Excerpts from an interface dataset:
=====

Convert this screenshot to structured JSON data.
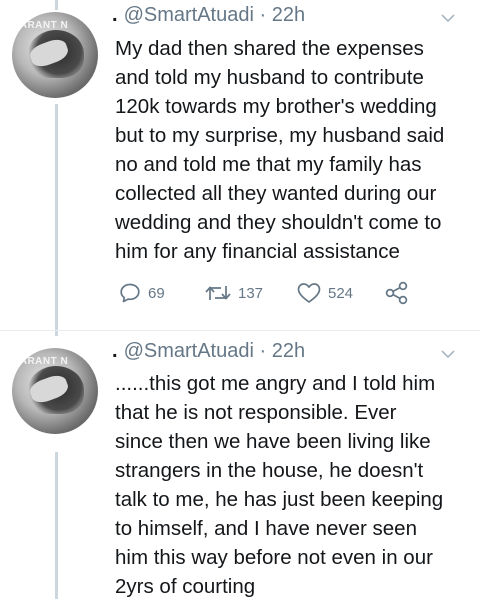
{
  "tweets": [
    {
      "handle": "@SmartAtuadi",
      "separator": "·",
      "time": "22h",
      "avatar_watermark": "UARANT N",
      "lines": [
        "My dad then shared the expenses",
        "and told my husband to contribute",
        "120k towards my brother's wedding",
        "but to my surprise, my husband said",
        "no and told me that my family has",
        "collected all they wanted during our",
        "wedding and they shouldn't come to",
        "him for any financial assistance"
      ],
      "replies": "69",
      "retweets": "137",
      "likes": "524"
    },
    {
      "handle": "@SmartAtuadi",
      "separator": "·",
      "time": "22h",
      "avatar_watermark": "UARANT N",
      "lines": [
        "......this got me angry and I told him",
        "that he is not responsible. Ever",
        "since then we have been living like",
        "strangers in the house, he doesn't",
        "talk to me, he has just been keeping",
        "to himself, and I have never seen",
        "him this way before not even in our",
        "2yrs of courting"
      ]
    }
  ],
  "icons": {
    "reply": "reply-icon",
    "retweet": "retweet-icon",
    "like": "heart-icon",
    "share": "share-icon",
    "more": "chevron-down-icon"
  },
  "colors": {
    "text": "#14171a",
    "muted": "#657786",
    "thread_line": "#ccd6dd"
  }
}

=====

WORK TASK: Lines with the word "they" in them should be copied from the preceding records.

ANSWER TO THE EXERCISE:
        "collected all they wanted during our",
        "wedding and they shouldn't come to",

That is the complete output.